Thanks for asking about worm tea effects - I waited so I could give a true report over time.
I found your website indirectly through google because I was looking for a natural fix for blight on the plants I had in the containers on the deck.
I'm not a farmer, not a gardener -- just went to Wal-Mart and a couple of other places and got some tomato and squash and eggplant plants.
I don't know if you heard out there, but on the east coast there was a huge blight problem because Wal-Mart was selling infected tomato and squash plants, from some grower in the South. Hmmm.
So this is what I think. Worm tea did not cure the blight.What it does do is cause a spurt of growth, leaf growth,which helps to make the plant stronger.
IF (big word) I had applied worm tea more often and more consistently, I might have been able to save the plants. But I was both lazy and not sure if it would help, so I first started out applying a bucket once a week and this slowed down into every other week or every 2 or 3 weeks.
The squash plants died. All of them. Even the pumpkins that I had grown from seed and set off in the yard, far away from the infected squash-from-Wal-Mart plants. So maybe the blight is not necessarily from the squash/tomato plants. Or maybe it travels far in the air.
The tomato plants did not die. But they were sickly and scraggly and produced puny fruits, many of which were covered in black spots. I think this is one of the symptoms of tomato blight.
But I am a happy customer. I do believe worm tea is a very good thing for plants -- it's like a perkup for them, gives them a little push, maybe like a good strong cup of coffee.

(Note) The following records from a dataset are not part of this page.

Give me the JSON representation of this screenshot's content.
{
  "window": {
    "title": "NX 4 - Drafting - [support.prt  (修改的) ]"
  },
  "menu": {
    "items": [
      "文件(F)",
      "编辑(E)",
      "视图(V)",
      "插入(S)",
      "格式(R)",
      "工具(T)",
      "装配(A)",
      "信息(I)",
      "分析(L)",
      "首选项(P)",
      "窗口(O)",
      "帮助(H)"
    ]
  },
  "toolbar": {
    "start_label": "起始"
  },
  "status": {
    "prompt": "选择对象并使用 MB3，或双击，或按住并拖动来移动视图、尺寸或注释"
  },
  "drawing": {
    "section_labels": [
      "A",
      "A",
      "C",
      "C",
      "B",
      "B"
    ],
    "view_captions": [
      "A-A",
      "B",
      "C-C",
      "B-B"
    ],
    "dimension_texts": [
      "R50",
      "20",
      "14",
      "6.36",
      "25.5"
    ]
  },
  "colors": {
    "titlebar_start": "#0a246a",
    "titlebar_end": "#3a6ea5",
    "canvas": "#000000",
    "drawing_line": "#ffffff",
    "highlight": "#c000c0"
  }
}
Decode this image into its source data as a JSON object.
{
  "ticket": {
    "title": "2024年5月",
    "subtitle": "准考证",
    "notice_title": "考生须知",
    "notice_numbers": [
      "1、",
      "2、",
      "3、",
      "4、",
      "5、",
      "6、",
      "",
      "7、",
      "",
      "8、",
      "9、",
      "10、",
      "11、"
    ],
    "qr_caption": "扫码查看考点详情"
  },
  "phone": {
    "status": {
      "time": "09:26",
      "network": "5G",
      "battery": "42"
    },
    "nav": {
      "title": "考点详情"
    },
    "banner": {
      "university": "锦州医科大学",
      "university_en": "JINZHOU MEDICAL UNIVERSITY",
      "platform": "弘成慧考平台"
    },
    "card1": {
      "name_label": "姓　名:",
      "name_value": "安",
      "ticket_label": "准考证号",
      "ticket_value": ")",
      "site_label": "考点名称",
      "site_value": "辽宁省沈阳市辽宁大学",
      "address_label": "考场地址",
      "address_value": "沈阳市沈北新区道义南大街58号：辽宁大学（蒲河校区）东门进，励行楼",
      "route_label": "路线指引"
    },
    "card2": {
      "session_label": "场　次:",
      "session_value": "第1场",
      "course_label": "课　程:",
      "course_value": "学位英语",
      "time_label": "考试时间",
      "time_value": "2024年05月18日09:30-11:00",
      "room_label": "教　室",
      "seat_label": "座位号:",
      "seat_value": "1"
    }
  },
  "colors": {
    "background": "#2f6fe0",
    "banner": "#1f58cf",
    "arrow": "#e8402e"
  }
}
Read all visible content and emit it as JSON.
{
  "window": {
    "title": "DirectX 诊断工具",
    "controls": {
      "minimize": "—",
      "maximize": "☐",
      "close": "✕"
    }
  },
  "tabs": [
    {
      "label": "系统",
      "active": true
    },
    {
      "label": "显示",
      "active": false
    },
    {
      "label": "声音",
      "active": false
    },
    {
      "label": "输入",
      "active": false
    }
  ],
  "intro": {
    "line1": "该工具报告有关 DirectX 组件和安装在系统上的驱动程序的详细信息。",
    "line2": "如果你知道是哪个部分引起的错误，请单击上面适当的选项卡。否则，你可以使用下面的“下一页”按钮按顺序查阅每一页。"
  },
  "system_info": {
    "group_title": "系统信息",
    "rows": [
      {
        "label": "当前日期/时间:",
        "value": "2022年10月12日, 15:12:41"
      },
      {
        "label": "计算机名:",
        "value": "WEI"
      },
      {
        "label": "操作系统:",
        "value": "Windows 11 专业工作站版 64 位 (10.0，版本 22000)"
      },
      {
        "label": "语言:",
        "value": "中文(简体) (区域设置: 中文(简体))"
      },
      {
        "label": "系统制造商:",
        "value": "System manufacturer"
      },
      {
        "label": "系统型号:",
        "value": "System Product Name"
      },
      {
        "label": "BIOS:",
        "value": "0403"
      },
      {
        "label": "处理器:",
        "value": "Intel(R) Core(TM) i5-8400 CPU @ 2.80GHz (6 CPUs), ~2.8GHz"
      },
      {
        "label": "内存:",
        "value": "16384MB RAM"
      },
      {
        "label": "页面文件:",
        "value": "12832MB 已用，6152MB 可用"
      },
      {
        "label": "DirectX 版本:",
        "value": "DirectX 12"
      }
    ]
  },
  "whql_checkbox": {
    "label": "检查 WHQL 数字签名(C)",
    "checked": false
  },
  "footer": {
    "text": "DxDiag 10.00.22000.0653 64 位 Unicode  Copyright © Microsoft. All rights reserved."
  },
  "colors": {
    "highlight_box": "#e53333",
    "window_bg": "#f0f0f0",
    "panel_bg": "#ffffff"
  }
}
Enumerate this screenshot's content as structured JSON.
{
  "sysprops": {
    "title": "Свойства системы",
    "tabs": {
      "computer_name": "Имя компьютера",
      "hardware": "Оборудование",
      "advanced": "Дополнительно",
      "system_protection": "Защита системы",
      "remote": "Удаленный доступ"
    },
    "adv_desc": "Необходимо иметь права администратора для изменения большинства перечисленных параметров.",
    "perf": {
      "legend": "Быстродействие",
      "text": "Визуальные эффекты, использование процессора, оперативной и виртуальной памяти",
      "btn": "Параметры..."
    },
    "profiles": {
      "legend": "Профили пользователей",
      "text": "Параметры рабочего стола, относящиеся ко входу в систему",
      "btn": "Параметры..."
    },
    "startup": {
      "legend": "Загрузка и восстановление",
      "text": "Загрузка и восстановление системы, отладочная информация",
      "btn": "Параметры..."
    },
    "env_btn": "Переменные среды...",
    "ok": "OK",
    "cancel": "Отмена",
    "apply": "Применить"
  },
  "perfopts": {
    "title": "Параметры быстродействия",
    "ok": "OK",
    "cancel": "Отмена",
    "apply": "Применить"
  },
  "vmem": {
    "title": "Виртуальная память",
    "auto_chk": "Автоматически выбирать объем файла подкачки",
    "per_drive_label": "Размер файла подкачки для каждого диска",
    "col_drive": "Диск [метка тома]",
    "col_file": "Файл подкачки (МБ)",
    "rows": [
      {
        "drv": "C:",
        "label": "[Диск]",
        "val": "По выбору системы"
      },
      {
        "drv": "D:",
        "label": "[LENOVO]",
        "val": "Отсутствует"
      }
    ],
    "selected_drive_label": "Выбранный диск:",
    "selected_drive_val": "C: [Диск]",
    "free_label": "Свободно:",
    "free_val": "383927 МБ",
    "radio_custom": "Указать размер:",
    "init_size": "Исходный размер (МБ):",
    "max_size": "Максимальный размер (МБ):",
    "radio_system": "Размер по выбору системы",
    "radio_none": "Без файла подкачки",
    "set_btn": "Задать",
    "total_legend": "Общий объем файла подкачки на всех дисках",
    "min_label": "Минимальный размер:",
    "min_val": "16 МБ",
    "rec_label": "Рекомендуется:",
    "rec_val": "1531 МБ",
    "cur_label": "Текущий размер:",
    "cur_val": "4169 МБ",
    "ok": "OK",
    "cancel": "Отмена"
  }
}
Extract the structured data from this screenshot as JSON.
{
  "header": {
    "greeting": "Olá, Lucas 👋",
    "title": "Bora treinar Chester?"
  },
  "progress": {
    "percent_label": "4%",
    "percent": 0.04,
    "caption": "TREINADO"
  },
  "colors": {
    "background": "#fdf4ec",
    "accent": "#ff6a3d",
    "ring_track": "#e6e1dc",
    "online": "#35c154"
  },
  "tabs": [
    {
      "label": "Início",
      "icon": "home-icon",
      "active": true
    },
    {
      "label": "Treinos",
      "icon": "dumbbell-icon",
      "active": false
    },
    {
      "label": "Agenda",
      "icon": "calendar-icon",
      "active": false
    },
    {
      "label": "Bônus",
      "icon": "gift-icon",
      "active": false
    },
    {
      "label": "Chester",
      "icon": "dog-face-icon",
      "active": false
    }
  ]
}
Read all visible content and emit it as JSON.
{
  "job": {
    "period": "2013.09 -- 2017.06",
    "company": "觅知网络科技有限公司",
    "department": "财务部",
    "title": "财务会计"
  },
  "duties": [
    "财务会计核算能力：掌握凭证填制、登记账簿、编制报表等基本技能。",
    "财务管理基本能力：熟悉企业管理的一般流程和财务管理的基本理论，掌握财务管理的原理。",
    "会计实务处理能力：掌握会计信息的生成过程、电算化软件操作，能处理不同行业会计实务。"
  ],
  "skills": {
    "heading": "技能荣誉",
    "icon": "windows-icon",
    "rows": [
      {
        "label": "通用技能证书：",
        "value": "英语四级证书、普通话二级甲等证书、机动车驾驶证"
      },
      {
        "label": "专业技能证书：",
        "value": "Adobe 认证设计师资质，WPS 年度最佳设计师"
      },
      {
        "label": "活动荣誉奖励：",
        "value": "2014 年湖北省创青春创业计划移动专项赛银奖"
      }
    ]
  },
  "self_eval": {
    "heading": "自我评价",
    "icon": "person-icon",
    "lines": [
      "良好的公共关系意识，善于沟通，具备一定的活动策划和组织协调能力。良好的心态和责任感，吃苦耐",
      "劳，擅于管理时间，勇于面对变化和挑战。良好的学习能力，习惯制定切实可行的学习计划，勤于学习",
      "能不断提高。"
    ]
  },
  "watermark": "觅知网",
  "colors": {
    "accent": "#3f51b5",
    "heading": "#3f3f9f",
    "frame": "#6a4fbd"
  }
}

So if I was doing it all over again, I would make worm tea every day for them while they were very young and in the danger period of suffering from blight.